Data items
* * *
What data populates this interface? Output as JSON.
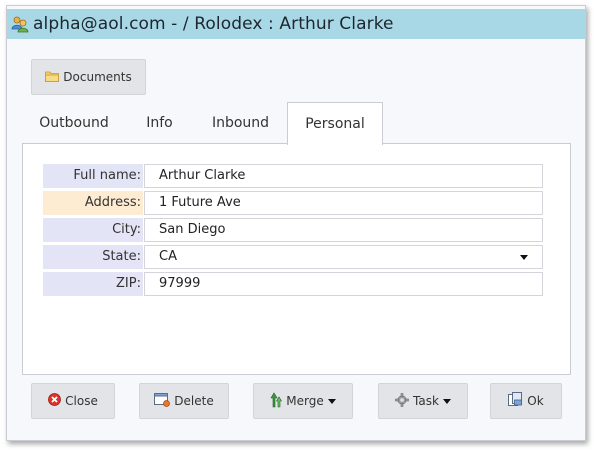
{
  "window": {
    "title": "alpha@aol.com - / Rolodex : Arthur Clarke",
    "icon": "users-icon"
  },
  "toolbar": {
    "documents_label": "Documents",
    "documents_icon": "folder-icon"
  },
  "tabs": [
    {
      "label": "Outbound",
      "active": false
    },
    {
      "label": "Info",
      "active": false
    },
    {
      "label": "Inbound",
      "active": false
    },
    {
      "label": "Personal",
      "active": true
    }
  ],
  "form": {
    "full_name": {
      "label": "Full name:",
      "value": "Arthur Clarke"
    },
    "address": {
      "label": "Address:",
      "value": "1 Future Ave",
      "highlighted": true
    },
    "city": {
      "label": "City:",
      "value": "San Diego"
    },
    "state": {
      "label": "State:",
      "value": "CA"
    },
    "zip": {
      "label": "ZIP:",
      "value": "97999"
    }
  },
  "footer": {
    "close_label": "Close",
    "delete_label": "Delete",
    "merge_label": "Merge",
    "task_label": "Task",
    "ok_label": "Ok"
  },
  "colors": {
    "titlebar": "#a8d8e6",
    "label_bg": "#e3e4f6",
    "label_highlight": "#fdebd2",
    "close_red": "#d9342b",
    "merge_green": "#3c9a3c"
  }
}
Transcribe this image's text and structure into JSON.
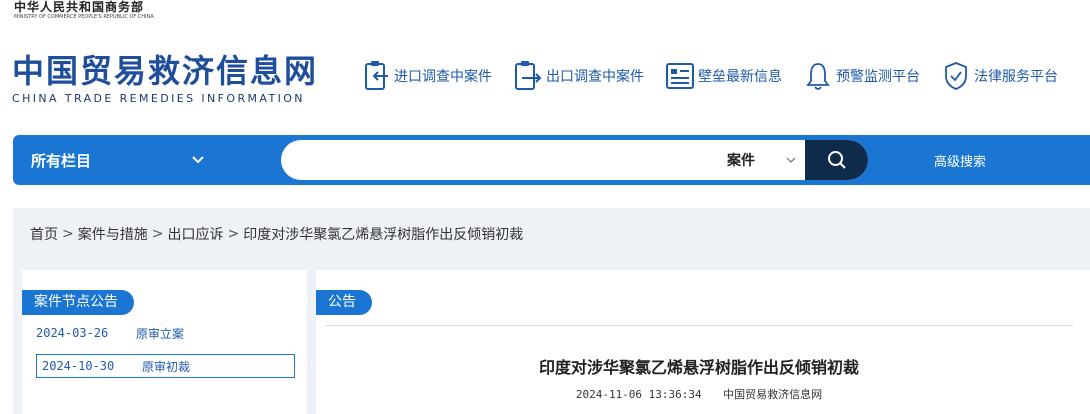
{
  "header": {
    "ministry_cn": "中华人民共和国商务部",
    "ministry_en": "MINISTRY OF COMMERCE PEOPLE'S REPUBLIC OF CHINA",
    "site_title_cn": "中国贸易救济信息网",
    "site_title_en": "CHINA TRADE REMEDIES INFORMATION",
    "nav": [
      {
        "label": "进口调查中案件",
        "icon": "clipboard-in-icon"
      },
      {
        "label": "出口调查中案件",
        "icon": "clipboard-out-icon"
      },
      {
        "label": "壁垒最新信息",
        "icon": "document-list-icon"
      },
      {
        "label": "预警监测平台",
        "icon": "bell-icon"
      },
      {
        "label": "法律服务平台",
        "icon": "shield-check-icon"
      }
    ]
  },
  "search": {
    "category_label": "所有栏目",
    "input_value": "",
    "input_placeholder": "",
    "type_label": "案件",
    "advanced_label": "高级搜索"
  },
  "breadcrumb": {
    "items": [
      "首页",
      "案件与措施",
      "出口应诉",
      "印度对涉华聚氯乙烯悬浮树脂作出反倾销初裁"
    ]
  },
  "case_nodes": {
    "title": "案件节点公告",
    "items": [
      {
        "date": "2024-03-26",
        "label": "原审立案"
      },
      {
        "date": "2024-10-30",
        "label": "原审初裁"
      }
    ]
  },
  "article": {
    "section": "公告",
    "title": "印度对涉华聚氯乙烯悬浮树脂作出反倾销初裁",
    "datetime": "2024-11-06 13:36:34",
    "source": "中国贸易救济信息网"
  },
  "colors": {
    "primary": "#1a76d2",
    "brand_text": "#1e4e9c",
    "search_button": "#0f2a4a",
    "content_bg": "#eef1f5"
  }
}
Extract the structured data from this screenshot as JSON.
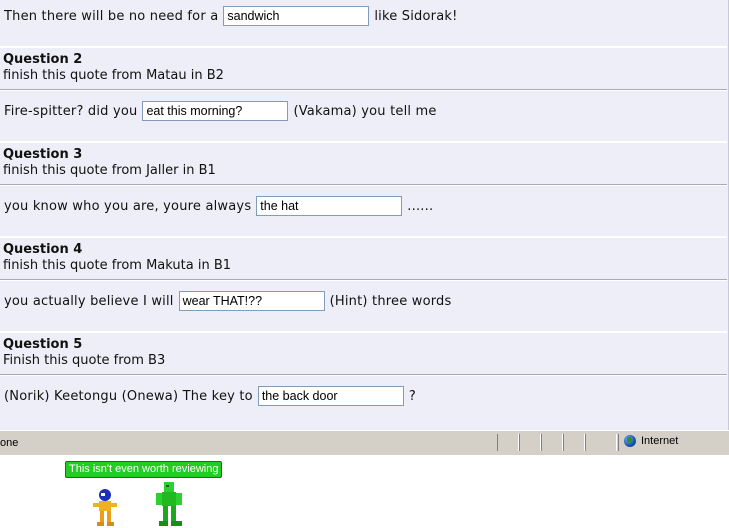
{
  "answer1": {
    "before": "Then there will be no need for a",
    "value": "sandwich",
    "after": "like Sidorak!"
  },
  "questions": [
    {
      "title": "Question 2",
      "prompt": "finish this quote from Matau in B2",
      "before": "Fire-spitter? did you",
      "value": "eat this morning?",
      "after": "(Vakama) you tell me"
    },
    {
      "title": "Question 3",
      "prompt": "finish this quote from Jaller in B1",
      "before": "you know who you are, youre always",
      "value": "the hat",
      "after": "......"
    },
    {
      "title": "Question 4",
      "prompt": "finish this quote from Makuta in B1",
      "before": "you actually believe I will",
      "value": "wear THAT!??",
      "after": "(Hint) three words"
    },
    {
      "title": "Question 5",
      "prompt": "Finish this quote from B3",
      "before": "(Norik) Keetongu (Onewa) The key to",
      "value": "the back door",
      "after": "?"
    }
  ],
  "statusbar": {
    "message": "one",
    "zone_label": "Internet",
    "zone_icon": "globe-icon"
  },
  "badge": {
    "text": "This isn't even worth reviewing",
    "color": "#22cc22"
  },
  "sprites": [
    {
      "name": "blue-gold-figure-sprite"
    },
    {
      "name": "green-figure-sprite"
    }
  ]
}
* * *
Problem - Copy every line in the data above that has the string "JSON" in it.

Output of the exercise -
What data populates this interface? Output as JSON.
Transcribe this image's text and structure into JSON.
Extract the structured data from this screenshot as JSON.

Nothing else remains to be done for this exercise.